Headley: The Priestfield Clique - and why it should go

Last updated : 09 August 2005 By Simon Head

As most Gillingham supporters are aware, there is a Masonic lodge situated not 100 yards from Gillingham Football Club. However, it seems there may be another secret society operating from within the walls of Priestfield Stadium itself. ‘The Clique’ seems to be a very real entity – and it is threatening the very future of Gillingham Football Club.

In the Clique, ability (or lack of it) is no barrier to entry. Age, however, is. You have to be at least 30 years of age to qualify for entry – if you are below the age of 25, you will stand a very good chance of being excluded completely. The Clique’s motto appears to be, ‘Our ball, our rules.’ They seemingly occupy every position of power within the football club, with the senior players, the captain, the manager and, at times, even the chairman all seemingly singing from the same hymn sheet.

So, what benefits are provided for members of the Clique? Firstly, they appear to be guaranteed consistent first-team selection, regardless of form or ability to do the job. It doesn’t even matter if someone else better is available, they’ll just be left out, or moved to another position to accommodate Clique members.

Members of the Clique are considered above any serious criticism – and their position in the team is unquestioned. Any outside criticism of the Clique is simply ignored.

Despite overwhelming evidence showing that the Clique are failing to produce the required results, the chairman has loyally backed the manager. Rather than sacking his beleaguered manager, he has chosen instead to praise him to the heavens for his commitment to the cause, whatever the results of his management.

All the while, Clique members are left out of the side only through injury – and sometimes even that hasn’t stopped them from being selected ahead of more able and more ably-bodied players in the past. Last season, there were numerous examples of Clique members being played whilst injured, despite the availability of younger, fit players.

The aim seems to be to maintain the playing careers of all Clique members, regardless of the results of their performances. In doing so, other, younger, fitter, better players are seemingly deliberately denied their chance of progression, perhaps through fear that a meritocracy may find the Clique on the sidelines.

At time of writing, the true position of the chairman is yet to be discovered.

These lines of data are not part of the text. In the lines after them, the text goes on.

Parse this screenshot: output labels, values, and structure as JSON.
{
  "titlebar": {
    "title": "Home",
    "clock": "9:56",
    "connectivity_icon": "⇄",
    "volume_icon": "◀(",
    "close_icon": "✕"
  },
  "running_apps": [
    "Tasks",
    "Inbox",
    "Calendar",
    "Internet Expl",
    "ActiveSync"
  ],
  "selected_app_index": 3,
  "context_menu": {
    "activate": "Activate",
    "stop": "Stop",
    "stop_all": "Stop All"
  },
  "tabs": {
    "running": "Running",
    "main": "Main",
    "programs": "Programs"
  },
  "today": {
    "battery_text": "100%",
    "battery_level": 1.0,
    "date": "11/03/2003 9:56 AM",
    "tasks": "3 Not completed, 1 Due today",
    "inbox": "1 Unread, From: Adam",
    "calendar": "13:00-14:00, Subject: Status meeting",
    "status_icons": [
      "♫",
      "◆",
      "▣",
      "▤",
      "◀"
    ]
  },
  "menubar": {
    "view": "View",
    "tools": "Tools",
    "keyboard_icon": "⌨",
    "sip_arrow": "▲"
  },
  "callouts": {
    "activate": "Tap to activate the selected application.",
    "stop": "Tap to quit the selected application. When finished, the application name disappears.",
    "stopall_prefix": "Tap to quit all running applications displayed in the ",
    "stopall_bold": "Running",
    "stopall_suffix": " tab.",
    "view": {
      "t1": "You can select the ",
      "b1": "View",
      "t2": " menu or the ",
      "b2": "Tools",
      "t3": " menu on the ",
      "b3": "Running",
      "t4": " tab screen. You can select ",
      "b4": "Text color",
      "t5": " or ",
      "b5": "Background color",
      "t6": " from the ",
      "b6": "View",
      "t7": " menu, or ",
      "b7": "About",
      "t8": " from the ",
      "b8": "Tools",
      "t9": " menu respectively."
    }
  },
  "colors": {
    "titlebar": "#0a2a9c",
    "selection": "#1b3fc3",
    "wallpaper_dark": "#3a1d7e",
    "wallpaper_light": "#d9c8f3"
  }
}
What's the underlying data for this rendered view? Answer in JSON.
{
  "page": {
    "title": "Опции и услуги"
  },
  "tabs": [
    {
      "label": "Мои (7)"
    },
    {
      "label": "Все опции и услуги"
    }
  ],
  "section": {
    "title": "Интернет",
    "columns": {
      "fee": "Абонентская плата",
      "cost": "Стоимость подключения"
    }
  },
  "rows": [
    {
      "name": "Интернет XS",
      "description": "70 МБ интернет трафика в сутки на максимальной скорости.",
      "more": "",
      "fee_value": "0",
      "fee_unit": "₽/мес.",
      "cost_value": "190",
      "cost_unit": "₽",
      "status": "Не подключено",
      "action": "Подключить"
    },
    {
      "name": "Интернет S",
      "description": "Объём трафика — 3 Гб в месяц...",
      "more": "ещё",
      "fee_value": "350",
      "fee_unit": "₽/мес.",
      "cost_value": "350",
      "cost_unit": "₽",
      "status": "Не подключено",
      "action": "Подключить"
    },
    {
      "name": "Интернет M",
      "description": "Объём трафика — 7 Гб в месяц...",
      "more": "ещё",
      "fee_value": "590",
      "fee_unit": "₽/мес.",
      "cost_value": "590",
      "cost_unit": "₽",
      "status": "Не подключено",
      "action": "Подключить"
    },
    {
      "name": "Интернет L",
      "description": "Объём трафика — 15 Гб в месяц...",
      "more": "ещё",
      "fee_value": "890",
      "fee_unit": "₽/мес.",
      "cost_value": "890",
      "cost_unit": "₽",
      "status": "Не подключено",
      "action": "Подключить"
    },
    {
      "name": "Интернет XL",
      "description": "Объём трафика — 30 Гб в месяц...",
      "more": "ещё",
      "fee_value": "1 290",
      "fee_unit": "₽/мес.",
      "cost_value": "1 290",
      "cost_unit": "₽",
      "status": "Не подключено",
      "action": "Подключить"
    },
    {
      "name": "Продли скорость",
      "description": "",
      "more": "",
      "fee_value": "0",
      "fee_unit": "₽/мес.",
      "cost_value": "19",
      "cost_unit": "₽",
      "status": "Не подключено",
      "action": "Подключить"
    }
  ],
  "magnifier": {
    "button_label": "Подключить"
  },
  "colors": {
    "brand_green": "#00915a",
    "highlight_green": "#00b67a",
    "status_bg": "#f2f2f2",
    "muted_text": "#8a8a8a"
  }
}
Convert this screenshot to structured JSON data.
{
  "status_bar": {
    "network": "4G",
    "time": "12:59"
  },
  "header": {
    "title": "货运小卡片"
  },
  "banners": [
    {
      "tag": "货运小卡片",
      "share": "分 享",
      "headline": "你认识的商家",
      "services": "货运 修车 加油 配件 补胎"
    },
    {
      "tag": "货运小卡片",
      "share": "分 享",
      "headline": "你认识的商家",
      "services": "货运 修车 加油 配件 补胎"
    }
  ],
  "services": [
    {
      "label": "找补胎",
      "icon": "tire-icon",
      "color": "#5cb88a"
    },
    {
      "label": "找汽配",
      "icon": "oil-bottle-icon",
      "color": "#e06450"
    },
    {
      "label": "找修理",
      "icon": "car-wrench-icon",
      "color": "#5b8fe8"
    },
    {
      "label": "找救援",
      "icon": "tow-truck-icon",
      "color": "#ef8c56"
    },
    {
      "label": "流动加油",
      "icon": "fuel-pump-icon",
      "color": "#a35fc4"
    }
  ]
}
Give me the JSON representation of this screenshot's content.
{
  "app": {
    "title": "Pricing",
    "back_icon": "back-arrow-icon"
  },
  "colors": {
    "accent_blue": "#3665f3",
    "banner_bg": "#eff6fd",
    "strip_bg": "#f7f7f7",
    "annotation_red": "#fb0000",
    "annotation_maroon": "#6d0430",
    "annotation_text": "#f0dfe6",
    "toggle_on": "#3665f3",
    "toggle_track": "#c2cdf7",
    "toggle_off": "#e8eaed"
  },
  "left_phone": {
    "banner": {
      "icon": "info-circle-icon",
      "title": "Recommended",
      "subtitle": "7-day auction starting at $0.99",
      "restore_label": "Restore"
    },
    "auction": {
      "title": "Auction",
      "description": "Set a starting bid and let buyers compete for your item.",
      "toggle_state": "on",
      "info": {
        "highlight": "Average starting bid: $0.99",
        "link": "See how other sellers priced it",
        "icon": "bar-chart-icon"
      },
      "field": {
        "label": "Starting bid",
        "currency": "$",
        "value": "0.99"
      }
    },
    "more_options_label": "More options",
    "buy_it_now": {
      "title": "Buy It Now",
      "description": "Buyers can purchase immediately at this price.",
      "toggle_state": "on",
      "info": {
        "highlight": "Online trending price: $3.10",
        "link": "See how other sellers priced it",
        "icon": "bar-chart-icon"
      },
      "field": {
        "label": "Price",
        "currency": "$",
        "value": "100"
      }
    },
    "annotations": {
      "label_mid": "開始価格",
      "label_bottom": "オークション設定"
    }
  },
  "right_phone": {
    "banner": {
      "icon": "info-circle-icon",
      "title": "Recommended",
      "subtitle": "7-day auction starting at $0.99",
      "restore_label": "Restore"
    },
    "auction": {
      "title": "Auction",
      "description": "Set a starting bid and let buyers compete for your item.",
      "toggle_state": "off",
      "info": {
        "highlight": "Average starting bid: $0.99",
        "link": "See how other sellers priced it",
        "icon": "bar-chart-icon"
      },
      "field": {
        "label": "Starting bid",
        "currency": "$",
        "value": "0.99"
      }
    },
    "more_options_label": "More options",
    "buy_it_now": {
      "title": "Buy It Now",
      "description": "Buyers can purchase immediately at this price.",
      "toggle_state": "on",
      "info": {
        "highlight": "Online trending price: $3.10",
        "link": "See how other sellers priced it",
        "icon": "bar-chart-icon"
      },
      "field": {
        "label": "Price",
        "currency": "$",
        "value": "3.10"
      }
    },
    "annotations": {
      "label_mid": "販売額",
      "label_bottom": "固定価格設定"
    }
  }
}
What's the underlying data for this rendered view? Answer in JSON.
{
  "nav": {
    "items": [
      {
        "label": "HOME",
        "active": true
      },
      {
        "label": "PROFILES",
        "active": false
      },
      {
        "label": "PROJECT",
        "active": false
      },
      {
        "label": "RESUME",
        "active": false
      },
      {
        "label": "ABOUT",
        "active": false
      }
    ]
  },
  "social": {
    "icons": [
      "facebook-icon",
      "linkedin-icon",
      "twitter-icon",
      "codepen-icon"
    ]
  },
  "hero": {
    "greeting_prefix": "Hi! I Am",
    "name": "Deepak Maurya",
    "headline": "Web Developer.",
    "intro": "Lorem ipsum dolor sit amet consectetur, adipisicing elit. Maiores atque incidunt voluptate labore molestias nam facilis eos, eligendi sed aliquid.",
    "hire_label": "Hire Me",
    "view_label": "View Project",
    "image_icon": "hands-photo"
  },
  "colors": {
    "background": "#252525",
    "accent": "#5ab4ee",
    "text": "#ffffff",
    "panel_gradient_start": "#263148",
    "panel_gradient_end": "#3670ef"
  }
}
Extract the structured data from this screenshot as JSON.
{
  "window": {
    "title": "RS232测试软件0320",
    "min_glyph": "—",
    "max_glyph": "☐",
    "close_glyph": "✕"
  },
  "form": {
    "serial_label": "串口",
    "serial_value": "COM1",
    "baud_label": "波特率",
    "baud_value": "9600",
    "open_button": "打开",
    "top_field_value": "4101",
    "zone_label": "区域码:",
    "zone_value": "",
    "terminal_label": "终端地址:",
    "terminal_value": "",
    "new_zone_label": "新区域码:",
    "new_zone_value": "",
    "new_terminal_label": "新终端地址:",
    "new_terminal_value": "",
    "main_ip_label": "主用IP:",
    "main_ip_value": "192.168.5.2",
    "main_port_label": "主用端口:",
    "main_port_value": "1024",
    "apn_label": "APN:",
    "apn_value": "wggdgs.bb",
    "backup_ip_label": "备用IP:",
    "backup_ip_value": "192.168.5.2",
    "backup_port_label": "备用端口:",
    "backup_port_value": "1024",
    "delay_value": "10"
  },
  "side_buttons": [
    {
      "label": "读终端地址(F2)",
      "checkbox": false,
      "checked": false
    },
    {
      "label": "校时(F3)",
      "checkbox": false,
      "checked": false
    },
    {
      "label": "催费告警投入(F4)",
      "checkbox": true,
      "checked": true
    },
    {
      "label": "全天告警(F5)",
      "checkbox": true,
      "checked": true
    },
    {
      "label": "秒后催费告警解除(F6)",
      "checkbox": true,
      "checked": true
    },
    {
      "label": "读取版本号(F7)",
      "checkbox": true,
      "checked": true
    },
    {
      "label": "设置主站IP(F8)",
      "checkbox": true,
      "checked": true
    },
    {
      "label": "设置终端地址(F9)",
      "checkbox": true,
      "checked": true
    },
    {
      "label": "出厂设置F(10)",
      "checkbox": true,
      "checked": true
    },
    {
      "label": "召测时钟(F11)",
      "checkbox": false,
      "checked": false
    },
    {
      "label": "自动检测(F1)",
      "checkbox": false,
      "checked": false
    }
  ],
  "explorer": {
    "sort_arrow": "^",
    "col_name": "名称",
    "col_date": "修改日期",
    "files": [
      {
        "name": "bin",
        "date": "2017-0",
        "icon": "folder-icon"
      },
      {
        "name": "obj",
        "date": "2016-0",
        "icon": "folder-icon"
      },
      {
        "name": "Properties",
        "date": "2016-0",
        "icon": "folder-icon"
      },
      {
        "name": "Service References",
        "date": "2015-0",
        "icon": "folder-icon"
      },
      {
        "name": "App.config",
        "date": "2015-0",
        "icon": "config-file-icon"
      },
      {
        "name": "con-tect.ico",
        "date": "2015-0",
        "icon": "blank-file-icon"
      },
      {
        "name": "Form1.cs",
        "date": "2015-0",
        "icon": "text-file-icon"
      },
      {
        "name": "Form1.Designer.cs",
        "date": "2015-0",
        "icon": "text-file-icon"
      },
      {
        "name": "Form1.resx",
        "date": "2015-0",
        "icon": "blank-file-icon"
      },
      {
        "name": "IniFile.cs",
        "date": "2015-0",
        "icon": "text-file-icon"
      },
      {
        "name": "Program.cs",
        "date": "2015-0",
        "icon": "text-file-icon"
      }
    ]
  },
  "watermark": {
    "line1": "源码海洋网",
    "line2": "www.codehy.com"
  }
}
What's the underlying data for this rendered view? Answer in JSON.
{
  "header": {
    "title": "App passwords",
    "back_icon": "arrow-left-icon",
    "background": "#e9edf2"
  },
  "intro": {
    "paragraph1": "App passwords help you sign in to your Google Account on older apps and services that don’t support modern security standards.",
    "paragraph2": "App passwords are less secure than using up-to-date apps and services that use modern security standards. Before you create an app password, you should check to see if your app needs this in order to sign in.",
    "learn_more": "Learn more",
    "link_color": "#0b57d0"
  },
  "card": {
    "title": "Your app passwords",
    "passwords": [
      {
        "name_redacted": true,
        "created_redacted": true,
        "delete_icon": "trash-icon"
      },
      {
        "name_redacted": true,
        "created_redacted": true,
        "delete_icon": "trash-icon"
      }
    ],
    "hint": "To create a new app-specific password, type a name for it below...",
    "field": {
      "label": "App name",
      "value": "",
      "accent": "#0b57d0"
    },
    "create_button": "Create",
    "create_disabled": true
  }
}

A clearly ambitious man - and one with a clear passion for the club, one would expect that club success would be the biggest benefit for the chairman. But up until recently, it seemed the chairman was happy with the direction the Clique have been taking the club, based on the lack of suitable action to change the situation the club found itself in.

Certainly, the fans' patience has been tested to new limits, with season ticket prices way in excess of the product being delivered on the pitch by the club. An ever-growing number of fans are now hoping that the day may soon arrive when a new manager takes charge at Priestfield Stadium and leads the team forward as a united force, rather than being led by a Clique who are desperately hanging onto the straggly coat-tails of their careers.

Whether the chairman has the intestinal fortitude to break up the Clique is perhaps the biggest question involving the football club at the moment. With the Clique taking such a prominent part in team affairs, relegation looks more a certainty than a probability. There are rumblings that the chairman may consider disbanding the Clique, but it is likely to come at a hefty cost. He has appointed a new man, who will work with the players – and may well act as the chairman’s eyes and ears within the squad. In months to come, the role of the new man may develop into a true successor to the current manager.

The Clique’s aims certainly seem to have a detrimental effect on the football club – and the results bear this out. Gillingham FC are now in their worst run of results in seven years and the results of the last 12 months make extremely depressing reading. This is not an overnight problem – it’s been happening for well over a season now. How long it takes the chairman to recognise this may determine the club’s fate. In short, the Clique must be removed from the club, or the Gillingham FC could find itself dropping through the divisions like a stone.

This writer sincerely hopes that moves are already afoot to prevent such a situation arising.